Katy Perry's hit Dark Horse copied a Christian rap song, jury finds
Rapper Marcus Gray and co-authors sued over resemblance to song Joyful Noise
A jury on Monday found that Katy Perry's 2013 hit Dark Horse improperly copied a 2009 Christian rap song, setting up arguments over how much the singer and other defendants will owe.
Monday's decision returned by a nine-member federal jury in a Los Angeles courtroom came five years after Marcus Gray and two co-authors first sued alleging Dark Horse stole from Joyful Noise, a song Gray released under the stage name Flame.
The case now goes to a penalty phase, where the jury will decide how much the plaintiffs are owed for copyright infringement.
Gray's attorneys argued that the beat and instrumental line featured through nearly half of Dark Horse are substantially similar to those of Joyful Noise.
Dark Horse, a hybrid of pop, trap and hip-hop sounds that was the third single of Perry's 2013 album Prism, spent four weeks atop the Billboard Hot 100 in early 2014, and earned Perry a Grammy nomination.
Perry's attorneys argued that the song sections in question represent the kind of simple musical elements that if found to be subject to copyright would hurt music and all songwriters.
"They're trying to own basic building blocks of music, the alphabet of music that should be available to everyone," Perry's lawyer Christine Lepera said during closing arguments Thursday.
Perry and the song's co-authors, including her producer Dr. Luke, testified during the seven-day trial that none of them had heard the song or heard of Gray before the lawsuit, nor did they listen to Christian music.
Gray's attorneys had only to demonstrate, however, that Joyful Noise had wide dissemination and could have been heard by Perry and her co-authors, and provide as evidence that it had millions of plays on YouTube and Spotify, and that the album it's included on was nominated for a Grammy.
'I could perform it live'
"They're trying to shove Mr. Gray into some gospel music alleyway that no one ever visits," said plaintiffs' attorney Michael A. Kahn during closing arguments, when he also pointed out that Perry had begun her career as a Christian artist.
Kahn and Gray declined comment but smiled as they left the courtroom after the verdict.
The 34-year-old pop superstar and American Idol judge brought laughs to the proceedings when she testified during its second day, and her lawyers were having technical troubles getting Dark Horse to play in the courtroom.
"I could perform it live," Perry said.
No performance was necessary after the audio issues were fixed.
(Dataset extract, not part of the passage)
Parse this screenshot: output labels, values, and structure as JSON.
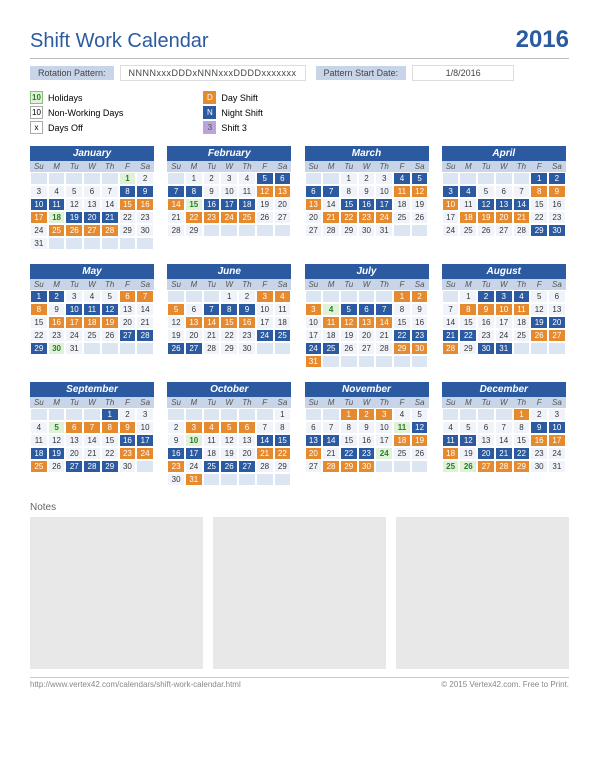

Jurors heard both songs played back-to-back in their entirety at the end of closing arguments this week.
Perry was not present for the reading of the verdict Monday afternoon.